Using the software and interfacing with the Creative Cloud is pretty straightforward. From a usability standpoint, nothing has changed. The software is still as great as ever, it’s just available to me no matter where I am. Even if I have installed the software on two computers and I need to put it on another, you can deactivate all current subscriptions on all computers and install on a new one. It’s not a permanent solution, but if you’re in a bind it’s incredibly useful. This is one huge advantage over services like iTunes. If you authorize a computer on iTunes, you can only de-authorize it from that computer. So if you can’t remember what computer you authorized, you’re kind of screwed. With the Creative Cloud, you can de-authorize all computers from any computer as long as you can log in. This probably isn’t a practice Adobe really cares for, but it’s a function that I really liked.
One other benefit of the Creative Cloud is access to a massive training library with a huge number of videos. If you’re stuck, there is a tutorial here for you.
What I liked:
Easy of use
Plethora of programs
Speed of updates
Price point of service
Massive tutorial library
What could use improvement:
Requiring a year commitment to get the best price

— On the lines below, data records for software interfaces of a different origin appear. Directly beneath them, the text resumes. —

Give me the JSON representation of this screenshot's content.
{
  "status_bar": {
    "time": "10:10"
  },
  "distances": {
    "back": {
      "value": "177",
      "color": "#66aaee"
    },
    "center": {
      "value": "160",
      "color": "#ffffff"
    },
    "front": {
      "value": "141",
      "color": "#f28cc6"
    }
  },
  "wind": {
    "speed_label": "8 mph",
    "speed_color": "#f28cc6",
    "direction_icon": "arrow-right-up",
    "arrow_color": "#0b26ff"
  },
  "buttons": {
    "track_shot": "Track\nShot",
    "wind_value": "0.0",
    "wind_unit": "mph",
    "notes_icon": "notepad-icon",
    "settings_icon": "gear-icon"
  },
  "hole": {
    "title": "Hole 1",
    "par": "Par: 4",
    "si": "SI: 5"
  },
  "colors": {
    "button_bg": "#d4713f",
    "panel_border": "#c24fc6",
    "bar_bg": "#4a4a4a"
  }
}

Sure, the idea of paying a monthly fee bothers a lot of people. Hopefully the math I went through above makes this a little easier since stubbornly digging in your feet and opting for the disc version isn’t the most fiscally responsible decision. Maybe you feel like you actually own the software this way, and I understand that. Maybe you don’t trust Adobe for various reasons including the shady, dodgy way that the CEO avoids talking about real issues. I get that too. But despite all the flaws and downsides to using the Creative Cloud, it works. It is truly an excellent product delivery system. Having access to any program in the Adobe library instantly is just a good feeling. There was a time that Lee and Pat needed Premiere right away, as they were traveling and were having issues with their computers. They needed to reinstall Premiere and couldn’t until they found a store that happened to carry the disc. With the Creative Cloud, reinstalling takes a couple minutes. Zero stress. Zero hassle. Could have spent a lot more time editing and a lot less time trying to find a physical copy of the disc. In the end, that’s what it’s about right? If the software and delivery of that software makes your life easier, it’s a good thing right? That’s what you should focus on when contemplating the Creative Cloud, because it does make your life easier. I’m comfortable saying that the Creative Cloud is better for Adobe and better for the consumers. It’s a great service, and one I’ll continue to use.